A day in a EMC lab yielded over 40 radiated emission measurements and lots of useful data about how to install the device to minimize interference.
GTEM type EMC chamber
Inside the chamber
Few radiated emission test results shown below. The green line represents the limit to meet IEC 61000-6-4 limits in industrial environments, so any spike above it would mean that device is not compliant.
Chamber & measurement equipment background noise. The small spikes in GSM frequencies can be seen beyond 900 MHz. Notice that graph has different scale than the ones below.
These tests were carried out while drive was executing 10 Hz high current square wave torque command which was found to produce the worst case scenario.
Driving square wave torque command without any added filters on cabling
By experimenting we found out that a ferrite bead core on 3-phase output leads (as common mode filter) before motor cable makes a quite significant difference. The graph below shows a success in emission test. This test was repeated several times in different ways to eliminate the possibility of error.
Same as above but with a ferrite bead filter on phase leads. A spike visible at 360 MHz is probably a third harmonic from the 120 MHz CPU.

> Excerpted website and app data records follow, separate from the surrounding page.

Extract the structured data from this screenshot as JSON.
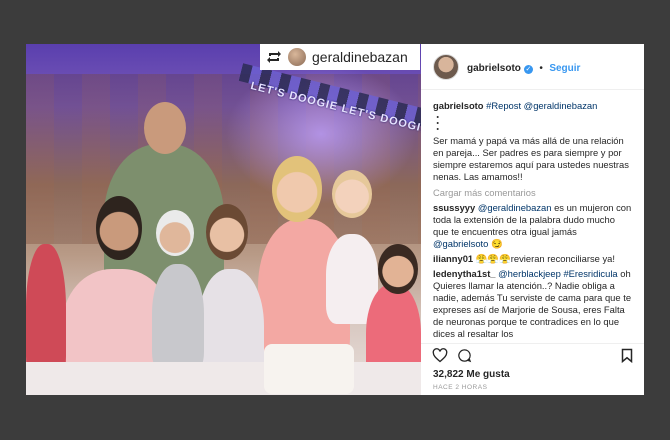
{
  "repost_overlay": {
    "username": "geraldinebazan"
  },
  "photo": {
    "banner_text": "LET'S DOOGIE LET'S DOOGIE"
  },
  "header": {
    "username": "gabrielsoto",
    "separator": "•",
    "follow": "Seguir"
  },
  "caption": {
    "username": "gabrielsoto",
    "repost_tag": "#Repost",
    "mention": "@geraldinebazan",
    "dots": [
      "・",
      "・",
      "・"
    ],
    "text": "Ser mamá y papá va más allá de una relación en pareja... Ser padres es para siempre y por siempre estaremos aquí para ustedes nuestras nenas. Las amamos!!"
  },
  "load_more": "Cargar más comentarios",
  "comments": [
    {
      "username": "ssussyyy",
      "text_parts": [
        {
          "tag": "@geraldinebazan"
        },
        {
          "t": " es un mujeron con toda la extensión de la palabra dudo mucho que te encuentres otra igual jamás "
        },
        {
          "tag": "@gabrielsoto"
        },
        {
          "t": " 😏"
        }
      ]
    },
    {
      "username": "ilianny01",
      "text_parts": [
        {
          "t": "😤😤😤revieran reconciliarse ya!"
        }
      ]
    },
    {
      "username": "ledenytha1st_",
      "text_parts": [
        {
          "tag": "@herblackjeep"
        },
        {
          "t": " "
        },
        {
          "tag": "#Eresridicula"
        },
        {
          "t": " oh Quieres llamar la atención..? Nadie obliga a nadie, además Tu serviste de cama para que te expreses así de Marjorie de Sousa, eres Falta de neuronas porque te contradices en lo que dices al resaltar los"
        }
      ]
    }
  ],
  "likes": "32,822 Me gusta",
  "timestamp": "HACE 2 HORAS",
  "icons": {
    "like": "heart-icon",
    "comment": "comment-icon",
    "save": "bookmark-icon",
    "repost": "repost-icon",
    "verified": "verified-check-icon"
  },
  "colors": {
    "link": "#003569",
    "follow": "#3897f0",
    "text": "#262626",
    "muted": "#999999"
  }
}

In addition to emission tests, also radiation immunity test was carried out. No sign of disturbance was noticed on drive operation or communication to PC, so immunity test was passed as well.
Next up: ESD & EFT tests. But first I’m going to visit Germany and SPS IPC DRIVES fair in Nuremberg. See you there!
Tomorrow will be a big day for Argon; it will be tested for EMC (electromagnetic compatibility) standards in a test laboratory. The tests consists several measurements: radiated emissions, conducted emissions, radiated interference survival, electrostatic discharge and surge current tests.
Argon will be tested against the most stringent standards that the CE regulations specify ensuring (if passed) that it may be installed in virtually every environment without violating the regulations. For example different cable length classes exists. Some classes require testing up to 3 meter cables but I chose to use the class that requires passing all tests with 30 meter cables in addition to 1 meter cables. In some cases 1 m cables may give worse results so testing with a such short cables is also a requirement.
Milled enclosure sheet metal
The device under test has a self rolled enclosure milled with a self made JV2 CNC router. The sole purpose of this prototype is to check fitting and provide EMI shielding during the tests. The final enclosure will have more professional finish.
One of most important parts of the project is the Argon configuration tool Granity. The tool was originally named as GDtool 3 but that name was ditched as the software has been completely redesigned & rewritten – no single line of the old code has been spared.
“Make everything as simple as possible, but not simpler” – Albert Einstein
The main focus during design of Granity is to eliminate confusing parameters and make it harder to use it wrong. I.e. the software will notify user if one forgets to click Apply button before doing step response tests. Also the parameters causing most confusion in GDtool 2.x are replaced by more understandable ones.
Surprisingly, simplifying the usage also simplified the source code. GDtool 2.5 consists 15 800 lines of code while Granity consists only 6 500. I call that progress!
Argon has pretty sophisticated circuit protection functionality. The device has sub-microsecond response short circuit sensing circuit that can detect phase-to-phase and phase-to-ground shorts. To counter harsh environment EMI and prevent false fault triggering, there is variable length digital delay filter for short circuit protection – and this parameter is also user adjustable.
Short circuit scoping. Yellow trace is IGBT phase current 67 A/div and blue is power stage shutdown signal from DSP.
The oscillograph above displays a phase-to-ground short circuit when shorted by a piece of wire right at output terminals. Drive was driving an AC motor at supply voltage of > 200 VDC while wire is shorted to ground. The yellow output current graph shows current of 170 Amperes and pulse length of about 2 µs before shutdown was issued. I believe the blue digital trace is fluctuating because board’s ground plane is struggling to carry the enormous current.
The test has been repeated dozens of times with varying protection delay times and supply voltages, and no harm to hardware was ever induced. I’m satisfied.
Last week I received first industrially made Argon circuit board assemblies from the factory. It’s pretty amazing feeling when more than a year of design work is finally shining on your desk.
Argon circuit board assemblies, first batch of release candidate boards
The boards came without bottom side power components mounted because I had mistakenly specified wrong size bridge rectifier to the BOM. Its height supposed to be 8 mm but factory reported that their parts have 11 mm height. That would make fitting to the enclosure pretty difficult. So I told them to supply bottom side parts unmounted as its no problem to solder them to place in here.